● How to complete this task
The whole listing below should be duplicated exactly, with nothing left out.

● Supplied records
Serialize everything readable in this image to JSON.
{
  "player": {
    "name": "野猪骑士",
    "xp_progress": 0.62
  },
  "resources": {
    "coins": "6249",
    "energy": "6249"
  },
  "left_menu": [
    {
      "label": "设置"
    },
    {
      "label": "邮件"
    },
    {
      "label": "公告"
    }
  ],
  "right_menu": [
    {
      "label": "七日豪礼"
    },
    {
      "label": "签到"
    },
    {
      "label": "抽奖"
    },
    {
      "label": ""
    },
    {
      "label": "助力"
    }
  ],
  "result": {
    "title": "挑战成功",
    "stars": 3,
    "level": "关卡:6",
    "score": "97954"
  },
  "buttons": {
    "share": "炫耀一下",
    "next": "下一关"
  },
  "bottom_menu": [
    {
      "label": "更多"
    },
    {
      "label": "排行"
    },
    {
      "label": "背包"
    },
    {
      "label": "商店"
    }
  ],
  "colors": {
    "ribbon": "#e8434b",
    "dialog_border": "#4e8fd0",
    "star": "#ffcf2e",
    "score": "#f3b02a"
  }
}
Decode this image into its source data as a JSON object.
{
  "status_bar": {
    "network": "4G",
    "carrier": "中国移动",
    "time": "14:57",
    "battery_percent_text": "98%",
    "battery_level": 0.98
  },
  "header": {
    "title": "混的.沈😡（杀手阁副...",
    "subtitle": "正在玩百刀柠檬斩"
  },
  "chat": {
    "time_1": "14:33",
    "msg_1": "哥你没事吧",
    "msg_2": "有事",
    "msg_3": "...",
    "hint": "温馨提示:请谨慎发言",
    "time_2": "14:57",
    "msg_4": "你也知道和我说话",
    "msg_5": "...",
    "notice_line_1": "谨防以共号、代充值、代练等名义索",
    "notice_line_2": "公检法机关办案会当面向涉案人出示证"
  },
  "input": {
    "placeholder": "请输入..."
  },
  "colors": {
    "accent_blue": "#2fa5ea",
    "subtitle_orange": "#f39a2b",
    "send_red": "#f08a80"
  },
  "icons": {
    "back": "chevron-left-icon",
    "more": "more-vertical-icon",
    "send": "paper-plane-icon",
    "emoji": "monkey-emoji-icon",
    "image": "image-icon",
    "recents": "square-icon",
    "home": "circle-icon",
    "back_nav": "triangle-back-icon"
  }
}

● Output of the task
Serialize everything readable in this image to JSON.
{
  "player": {
    "name": "野猪骑士",
    "xp_progress": 0.62
  },
  "resources": {
    "coins": "6249",
    "energy": "6249"
  },
  "left_menu": [
    {
      "label": "设置"
    },
    {
      "label": "邮件"
    },
    {
      "label": "公告"
    }
  ],
  "right_menu": [
    {
      "label": "七日豪礼"
    },
    {
      "label": "签到"
    },
    {
      "label": "抽奖"
    },
    {
      "label": ""
    },
    {
      "label": "助力"
    }
  ],
  "result": {
    "title": "挑战成功",
    "stars": 3,
    "level": "关卡:6",
    "score": "97954"
  },
  "buttons": {
    "share": "炫耀一下",
    "next": "下一关"
  },
  "bottom_menu": [
    {
      "label": "更多"
    },
    {
      "label": "排行"
    },
    {
      "label": "背包"
    },
    {
      "label": "商店"
    }
  ],
  "colors": {
    "ribbon": "#e8434b",
    "dialog_border": "#4e8fd0",
    "star": "#ffcf2e",
    "score": "#f3b02a"
  }
}
Decode this image into its source data as a JSON object.
{
  "status_bar": {
    "network": "4G",
    "carrier": "中国移动",
    "time": "14:57",
    "battery_percent_text": "98%",
    "battery_level": 0.98
  },
  "header": {
    "title": "混的.沈😡（杀手阁副...",
    "subtitle": "正在玩百刀柠檬斩"
  },
  "chat": {
    "time_1": "14:33",
    "msg_1": "哥你没事吧",
    "msg_2": "有事",
    "msg_3": "...",
    "hint": "温馨提示:请谨慎发言",
    "time_2": "14:57",
    "msg_4": "你也知道和我说话",
    "msg_5": "...",
    "notice_line_1": "谨防以共号、代充值、代练等名义索",
    "notice_line_2": "公检法机关办案会当面向涉案人出示证"
  },
  "input": {
    "placeholder": "请输入..."
  },
  "colors": {
    "accent_blue": "#2fa5ea",
    "subtitle_orange": "#f39a2b",
    "send_red": "#f08a80"
  },
  "icons": {
    "back": "chevron-left-icon",
    "more": "more-vertical-icon",
    "send": "paper-plane-icon",
    "emoji": "monkey-emoji-icon",
    "image": "image-icon",
    "recents": "square-icon",
    "home": "circle-icon",
    "back_nav": "triangle-back-icon"
  }
}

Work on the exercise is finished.